Biochemical genetic testing involves the study of enzymes in the body that may be abnormal in some way. The enzymes may be deficient, absent, or unstable, or they may have altered activity which can lead to clinical manifestations in a child (for example, birth defects). These types of disorders are usually called "inborn errors of metabolism" since they are present at birth and affect how the body's metabolism works. Metabolism is a term that describes how the body converts food to energy and then gets rid of the waste products.
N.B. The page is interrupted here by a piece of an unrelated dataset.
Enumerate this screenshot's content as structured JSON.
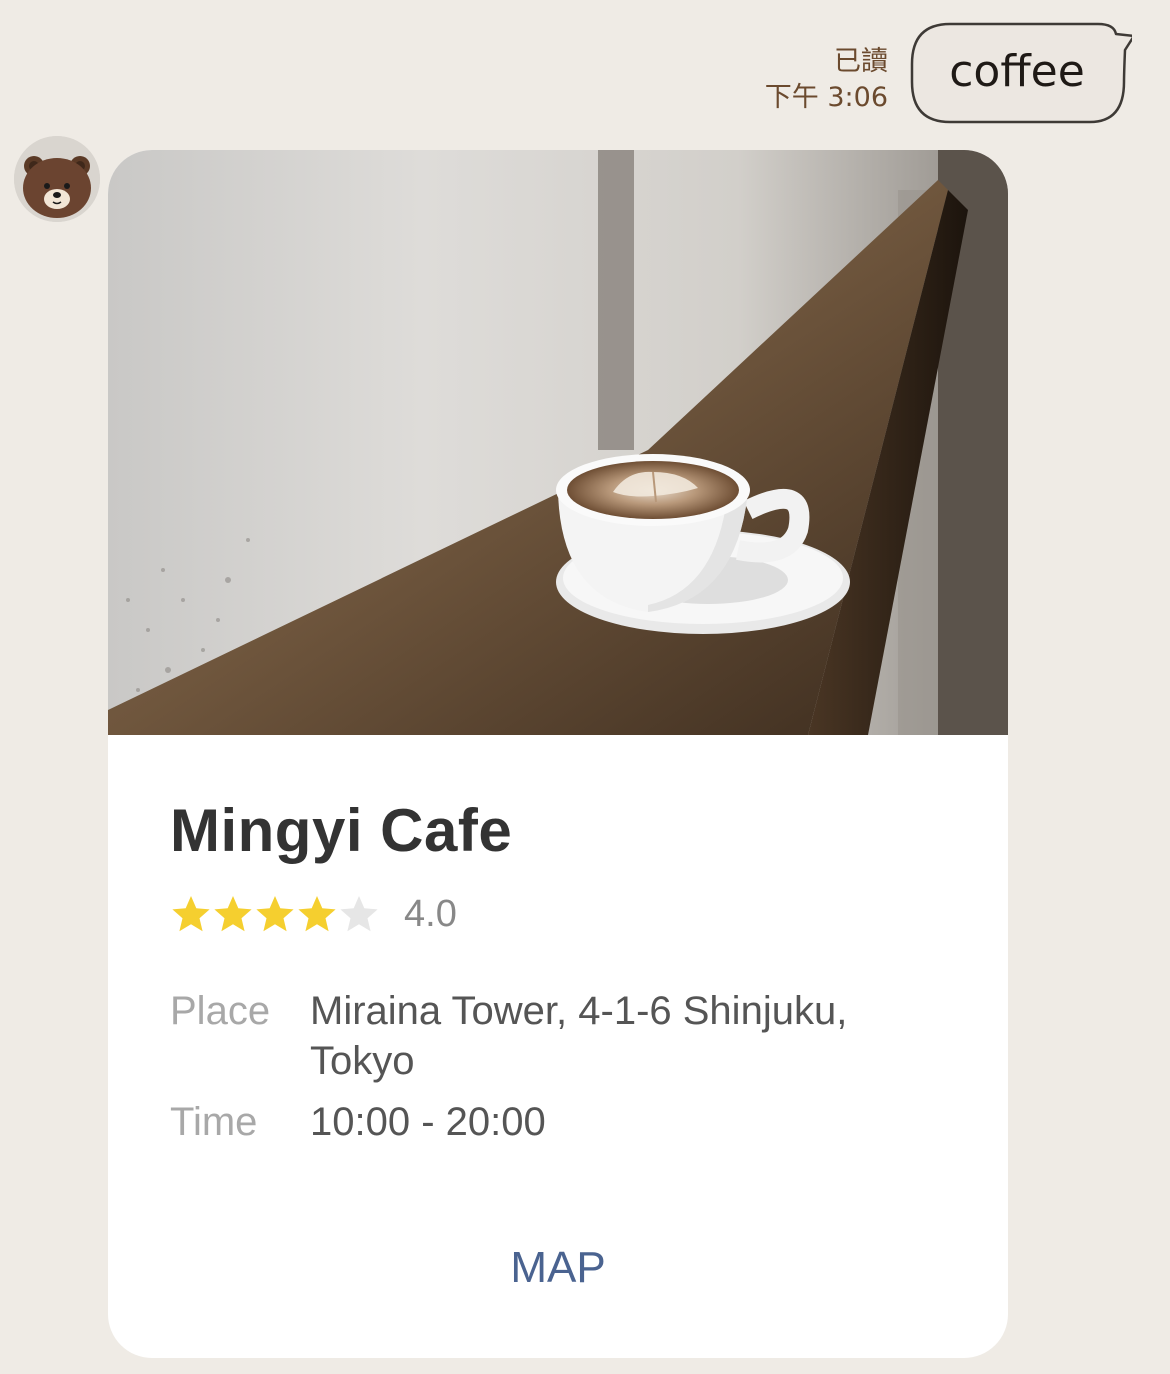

There are more than 200 enzyme defects that can be studied in humans. Sometimes, rather than studying the gene mutation which is causing the enzyme to be defective in the first place, it is easier to study the enzyme itself (which is the product of the gene). The testing approach depends on the disorder. For example, mutations in the gene that causes Tay-Sachs disease can be studied. Although DNA mutation testing is available, the current methods do not detect all possible mutations. By performing a laboratory test for the enzyme that is deficient in Tay-Sachs, you can detect more cases than through DNA testing alone. Biochemical genetic studies may be done from a blood sample, urine sample, spinal fluid, or other tissue sample.